#### RECORDED DATA

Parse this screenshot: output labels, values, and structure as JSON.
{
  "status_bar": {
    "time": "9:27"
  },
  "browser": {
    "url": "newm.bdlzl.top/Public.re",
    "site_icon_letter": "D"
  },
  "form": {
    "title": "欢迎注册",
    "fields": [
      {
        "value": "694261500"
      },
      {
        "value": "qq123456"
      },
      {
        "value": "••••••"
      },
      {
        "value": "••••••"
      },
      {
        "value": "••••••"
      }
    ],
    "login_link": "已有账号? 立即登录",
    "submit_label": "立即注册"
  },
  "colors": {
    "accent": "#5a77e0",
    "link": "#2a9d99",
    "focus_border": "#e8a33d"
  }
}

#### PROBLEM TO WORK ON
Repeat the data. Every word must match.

#### ANSWER TO THE EXERCISE
Parse this screenshot: output labels, values, and structure as JSON.
{
  "status_bar": {
    "time": "9:27"
  },
  "browser": {
    "url": "newm.bdlzl.top/Public.re",
    "site_icon_letter": "D"
  },
  "form": {
    "title": "欢迎注册",
    "fields": [
      {
        "value": "694261500"
      },
      {
        "value": "qq123456"
      },
      {
        "value": "••••••"
      },
      {
        "value": "••••••"
      },
      {
        "value": "••••••"
      }
    ],
    "login_link": "已有账号? 立即登录",
    "submit_label": "立即注册"
  },
  "colors": {
    "accent": "#5a77e0",
    "link": "#2a9d99",
    "focus_border": "#e8a33d"
  }
}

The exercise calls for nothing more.